Comments about Charles Harpur
Flowers in their freshness are flushing the earth,
And the voice-peopled forest is loud in its mirth,
And streams in their fulness are laughing at dearth—
Yet my bosom is aching.
There’s shadow on all things—the shadow of woe—
It falls from my spirit wherever I go,
As from a dark cloud drifting heavy and slow,
For my spirit is weary.
Ah! what can be flowers in their gladness to me,
Or the voices that people the green forest tree,
Or the full joy of streams—since my soul sighs, ah me!
O’er the grave of my Mary.
Spirit, that lookest from the starry fold
Of truth’s white flock, next to thy Milton there
Accept my reverence though but feebly told.
And oh! My heart from thy example rare
Henceforth its being for worthiest ends would bear.
Thy deeds, though plain, were towering all and bold,
And like the stedfast columns that uphold

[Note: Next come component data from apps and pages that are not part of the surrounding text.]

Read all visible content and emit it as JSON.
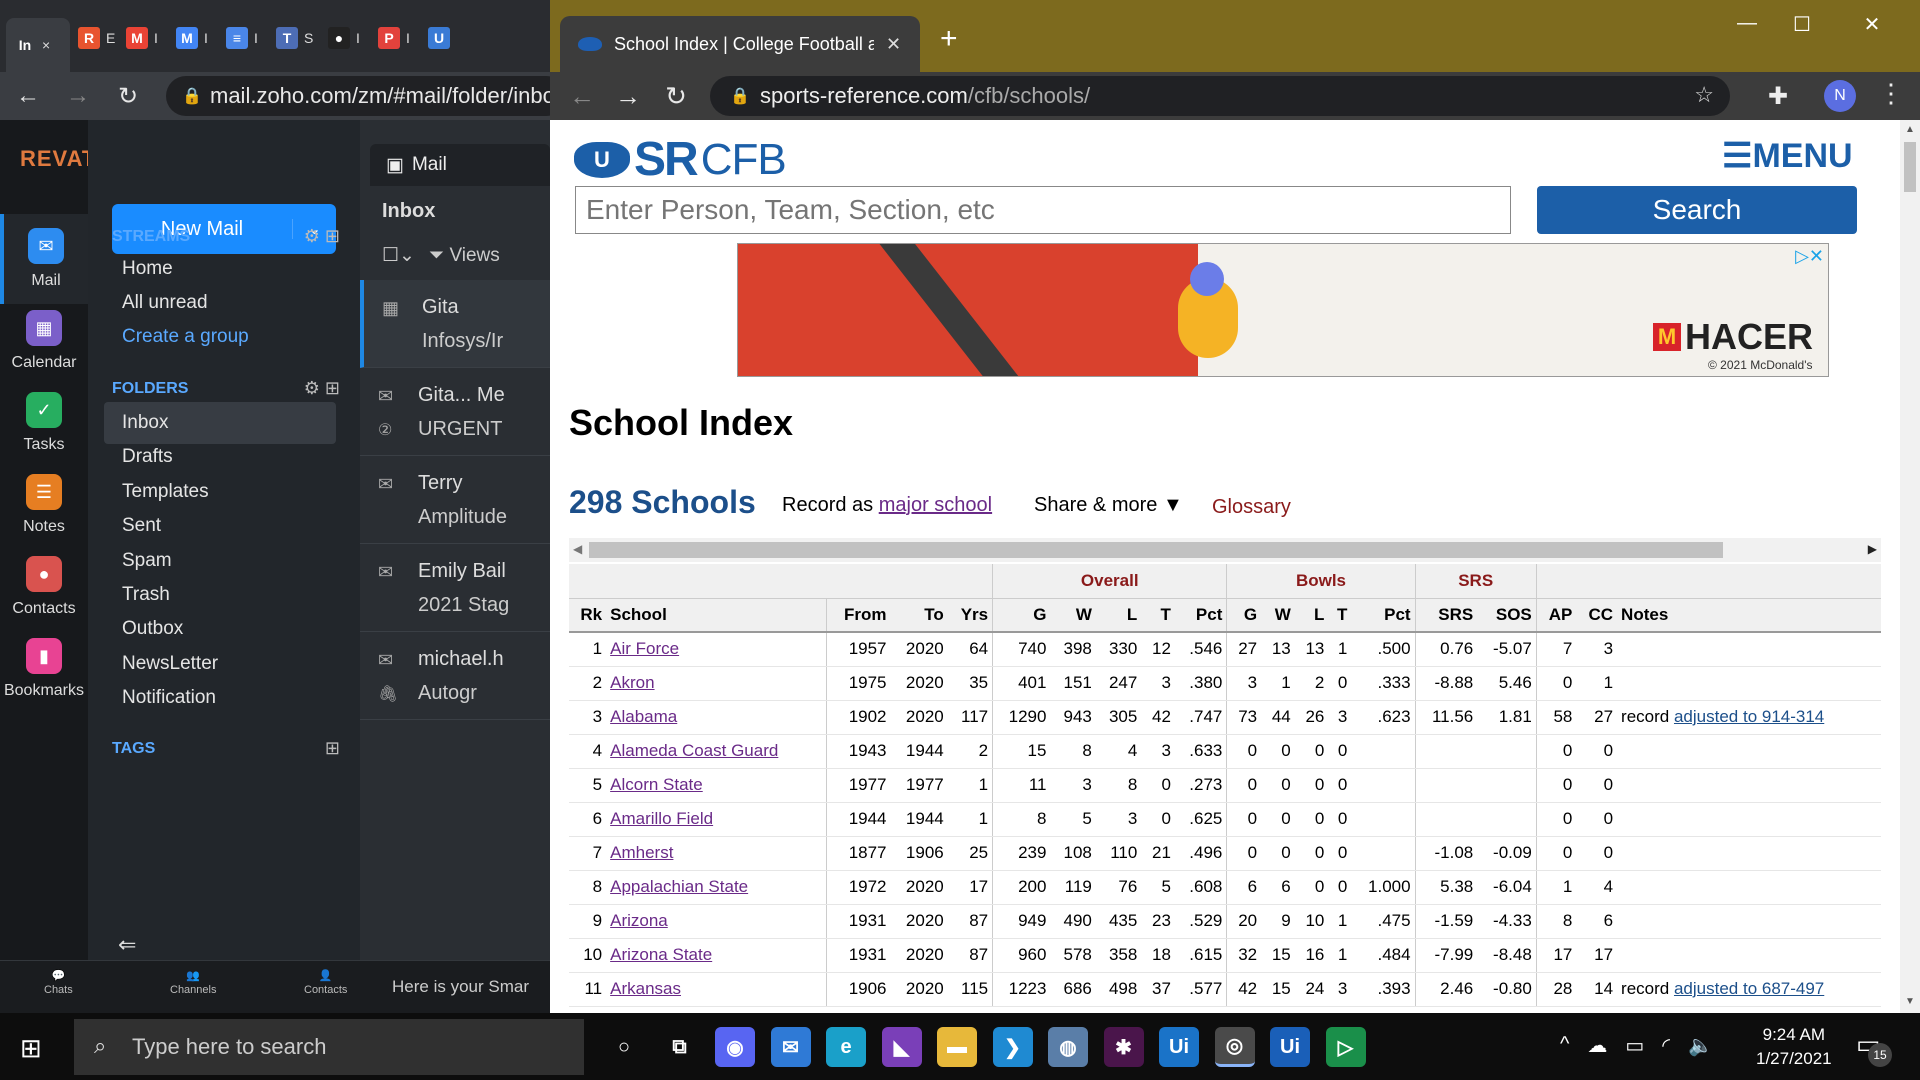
{
  "left_window": {
    "tabs": [
      {
        "fav": "In",
        "label": "×",
        "color": "#3a3d42"
      },
      {
        "fav": "R",
        "label": "E",
        "color": "#e8542f"
      },
      {
        "fav": "M",
        "label": "I",
        "color": "#ea4335"
      },
      {
        "fav": "M",
        "label": "I",
        "color": "#4285f4"
      },
      {
        "fav": "≡",
        "label": "I",
        "color": "#4a86e8"
      },
      {
        "fav": "T",
        "label": "S",
        "color": "#4d6db5"
      },
      {
        "fav": "●",
        "label": "I",
        "color": "#222222"
      },
      {
        "fav": "P",
        "label": "I",
        "color": "#e2423c"
      },
      {
        "fav": "U",
        "label": "",
        "color": "#3a7bd5"
      }
    ],
    "url": "mail.zoho.com/zm/#mail/folder/inbo",
    "brand": "REVATURE",
    "rail": [
      {
        "label": "Mail",
        "icon": "✉",
        "color": "#2d8cf0"
      },
      {
        "label": "Calendar",
        "icon": "▦",
        "color": "#7b5fc9"
      },
      {
        "label": "Tasks",
        "icon": "✓",
        "color": "#27ae60"
      },
      {
        "label": "Notes",
        "icon": "☰",
        "color": "#e67e22"
      },
      {
        "label": "Contacts",
        "icon": "●",
        "color": "#d9534f"
      },
      {
        "label": "Bookmarks",
        "icon": "▮",
        "color": "#e84393"
      }
    ],
    "new_mail": "New Mail",
    "streams_label": "STREAMS",
    "streams": [
      "Home",
      "All unread",
      "Create a group"
    ],
    "folders_label": "FOLDERS",
    "folders": [
      "Inbox",
      "Drafts",
      "Templates",
      "Sent",
      "Spam",
      "Trash",
      "Outbox",
      "NewsLetter",
      "Notification"
    ],
    "tags_label": "TAGS",
    "mail_tab": "Mail",
    "inbox_label": "Inbox",
    "views_label": "Views",
    "messages": [
      {
        "line1": "Gita",
        "line2": "Infosys/Ir",
        "icon": "▦",
        "icon2": ""
      },
      {
        "line1": "Gita... Me",
        "line2": "URGENT",
        "icon": "✉",
        "icon2": "②"
      },
      {
        "line1": "Terry",
        "line2": "Amplitude",
        "icon": "✉",
        "icon2": ""
      },
      {
        "line1": "Emily Bail",
        "line2": "2021 Stag",
        "icon": "✉",
        "icon2": ""
      },
      {
        "line1": "michael.h",
        "line2": "Autogr",
        "icon": "✉",
        "icon2": "🖇"
      }
    ],
    "bottom": {
      "chats": "Chats",
      "channels": "Channels",
      "contacts": "Contacts",
      "snippet": "Here is your Smar"
    }
  },
  "right_window": {
    "tab_title": "School Index | College Football a",
    "url_host": "sports-reference.com",
    "url_path": "/cfb/schools/",
    "avatar": "N",
    "site": {
      "logo_sr": "SR",
      "logo_cfb": "CFB",
      "menu": "☰MENU",
      "search_placeholder": "Enter Person, Team, Section, etc",
      "search_button": "Search"
    },
    "ad": {
      "brand": "HACER",
      "copyright": "© 2021 McDonald's"
    },
    "title": "School Index",
    "count": "298 Schools",
    "record_as_prefix": "Record as",
    "record_as_link": "major school",
    "share": "Share & more ▼",
    "glossary": "Glossary",
    "table": {
      "groups": {
        "overall": "Overall",
        "bowls": "Bowls",
        "srs": "SRS"
      },
      "columns": [
        "Rk",
        "School",
        "From",
        "To",
        "Yrs",
        "G",
        "W",
        "L",
        "T",
        "Pct",
        "G",
        "W",
        "L",
        "T",
        "Pct",
        "SRS",
        "SOS",
        "AP",
        "CC",
        "Notes"
      ],
      "rows": [
        [
          "1",
          "Air Force",
          "1957",
          "2020",
          "64",
          "740",
          "398",
          "330",
          "12",
          ".546",
          "27",
          "13",
          "13",
          "1",
          ".500",
          "0.76",
          "-5.07",
          "7",
          "3",
          "",
          ""
        ],
        [
          "2",
          "Akron",
          "1975",
          "2020",
          "35",
          "401",
          "151",
          "247",
          "3",
          ".380",
          "3",
          "1",
          "2",
          "0",
          ".333",
          "-8.88",
          "5.46",
          "0",
          "1",
          "",
          ""
        ],
        [
          "3",
          "Alabama",
          "1902",
          "2020",
          "117",
          "1290",
          "943",
          "305",
          "42",
          ".747",
          "73",
          "44",
          "26",
          "3",
          ".623",
          "11.56",
          "1.81",
          "58",
          "27",
          "record ",
          "adjusted to 914-314"
        ],
        [
          "4",
          "Alameda Coast Guard",
          "1943",
          "1944",
          "2",
          "15",
          "8",
          "4",
          "3",
          ".633",
          "0",
          "0",
          "0",
          "0",
          "",
          "",
          "",
          "0",
          "0",
          "",
          ""
        ],
        [
          "5",
          "Alcorn State",
          "1977",
          "1977",
          "1",
          "11",
          "3",
          "8",
          "0",
          ".273",
          "0",
          "0",
          "0",
          "0",
          "",
          "",
          "",
          "0",
          "0",
          "",
          ""
        ],
        [
          "6",
          "Amarillo Field",
          "1944",
          "1944",
          "1",
          "8",
          "5",
          "3",
          "0",
          ".625",
          "0",
          "0",
          "0",
          "0",
          "",
          "",
          "",
          "0",
          "0",
          "",
          ""
        ],
        [
          "7",
          "Amherst",
          "1877",
          "1906",
          "25",
          "239",
          "108",
          "110",
          "21",
          ".496",
          "0",
          "0",
          "0",
          "0",
          "",
          "-1.08",
          "-0.09",
          "0",
          "0",
          "",
          ""
        ],
        [
          "8",
          "Appalachian State",
          "1972",
          "2020",
          "17",
          "200",
          "119",
          "76",
          "5",
          ".608",
          "6",
          "6",
          "0",
          "0",
          "1.000",
          "5.38",
          "-6.04",
          "1",
          "4",
          "",
          ""
        ],
        [
          "9",
          "Arizona",
          "1931",
          "2020",
          "87",
          "949",
          "490",
          "435",
          "23",
          ".529",
          "20",
          "9",
          "10",
          "1",
          ".475",
          "-1.59",
          "-4.33",
          "8",
          "6",
          "",
          ""
        ],
        [
          "10",
          "Arizona State",
          "1931",
          "2020",
          "87",
          "960",
          "578",
          "358",
          "18",
          ".615",
          "32",
          "15",
          "16",
          "1",
          ".484",
          "-7.99",
          "-8.48",
          "17",
          "17",
          "",
          ""
        ],
        [
          "11",
          "Arkansas",
          "1906",
          "2020",
          "115",
          "1223",
          "686",
          "498",
          "37",
          ".577",
          "42",
          "15",
          "24",
          "3",
          ".393",
          "2.46",
          "-0.80",
          "28",
          "14",
          "record ",
          "adjusted to 687-497"
        ]
      ]
    }
  },
  "taskbar": {
    "search_placeholder": "Type here to search",
    "time": "9:24 AM",
    "date": "1/27/2021",
    "notif_count": "15",
    "apps": [
      {
        "name": "cortana-icon",
        "glyph": "○",
        "color": "transparent"
      },
      {
        "name": "task-view-icon",
        "glyph": "⧉",
        "color": "transparent"
      },
      {
        "name": "discord-icon",
        "glyph": "◉",
        "color": "#5865f2"
      },
      {
        "name": "mail-app-icon",
        "glyph": "✉",
        "color": "#2f7ad6"
      },
      {
        "name": "edge-icon",
        "glyph": "e",
        "color": "#1aa0c9"
      },
      {
        "name": "visual-studio-icon",
        "glyph": "◣",
        "color": "#7a3fb8"
      },
      {
        "name": "file-explorer-icon",
        "glyph": "▬",
        "color": "#e7b83a"
      },
      {
        "name": "vscode-icon",
        "glyph": "❯",
        "color": "#1f8ad2"
      },
      {
        "name": "postgres-icon",
        "glyph": "◍",
        "color": "#5a7ea8"
      },
      {
        "name": "slack-icon",
        "glyph": "✱",
        "color": "#4a154b"
      },
      {
        "name": "uipath-icon",
        "glyph": "Ui",
        "color": "#1a73c8"
      },
      {
        "name": "chrome-icon",
        "glyph": "◎",
        "color": "#4a4a4a"
      },
      {
        "name": "uipath-studio-icon",
        "glyph": "Ui",
        "color": "#1a5fb8"
      },
      {
        "name": "media-player-icon",
        "glyph": "▷",
        "color": "#1a8f4a"
      }
    ]
  }
}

Some awful temple, to thy duty were.
How much thy story has enlarged my ken